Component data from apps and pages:
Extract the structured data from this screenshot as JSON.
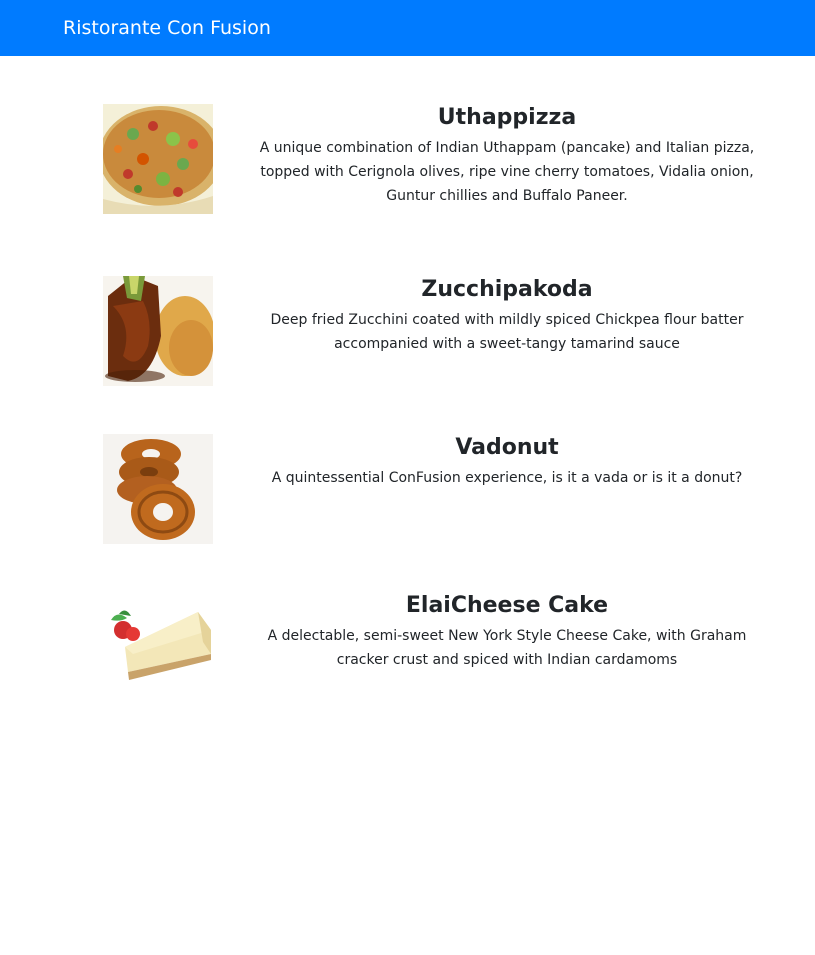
{
  "navbar": {
    "brand": "Ristorante Con Fusion",
    "color": "#007bff"
  },
  "dishes": [
    {
      "name": "Uthappizza",
      "description": "A unique combination of Indian Uthappam (pancake) and Italian pizza, topped with Cerignola olives, ripe vine cherry tomatoes, Vidalia onion, Guntur chillies and Buffalo Paneer.",
      "image": "uthappizza-photo"
    },
    {
      "name": "Zucchipakoda",
      "description": "Deep fried Zucchini coated with mildly spiced Chickpea flour batter accompanied with a sweet-tangy tamarind sauce",
      "image": "zucchipakoda-photo"
    },
    {
      "name": "Vadonut",
      "description": "A quintessential ConFusion experience, is it a vada or is it a donut?",
      "image": "vadonut-photo"
    },
    {
      "name": "ElaiCheese Cake",
      "description": "A delectable, semi-sweet New York Style Cheese Cake, with Graham cracker crust and spiced with Indian cardamoms",
      "image": "elaicheese-cake-photo"
    }
  ]
}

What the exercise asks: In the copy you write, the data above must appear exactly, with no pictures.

Task result:
Extract the structured data from this screenshot as JSON.
{
  "navbar": {
    "brand": "Ristorante Con Fusion",
    "color": "#007bff"
  },
  "dishes": [
    {
      "name": "Uthappizza",
      "description": "A unique combination of Indian Uthappam (pancake) and Italian pizza, topped with Cerignola olives, ripe vine cherry tomatoes, Vidalia onion, Guntur chillies and Buffalo Paneer.",
      "image": "uthappizza-photo"
    },
    {
      "name": "Zucchipakoda",
      "description": "Deep fried Zucchini coated with mildly spiced Chickpea flour batter accompanied with a sweet-tangy tamarind sauce",
      "image": "zucchipakoda-photo"
    },
    {
      "name": "Vadonut",
      "description": "A quintessential ConFusion experience, is it a vada or is it a donut?",
      "image": "vadonut-photo"
    },
    {
      "name": "ElaiCheese Cake",
      "description": "A delectable, semi-sweet New York Style Cheese Cake, with Graham cracker crust and spiced with Indian cardamoms",
      "image": "elaicheese-cake-photo"
    }
  ]
}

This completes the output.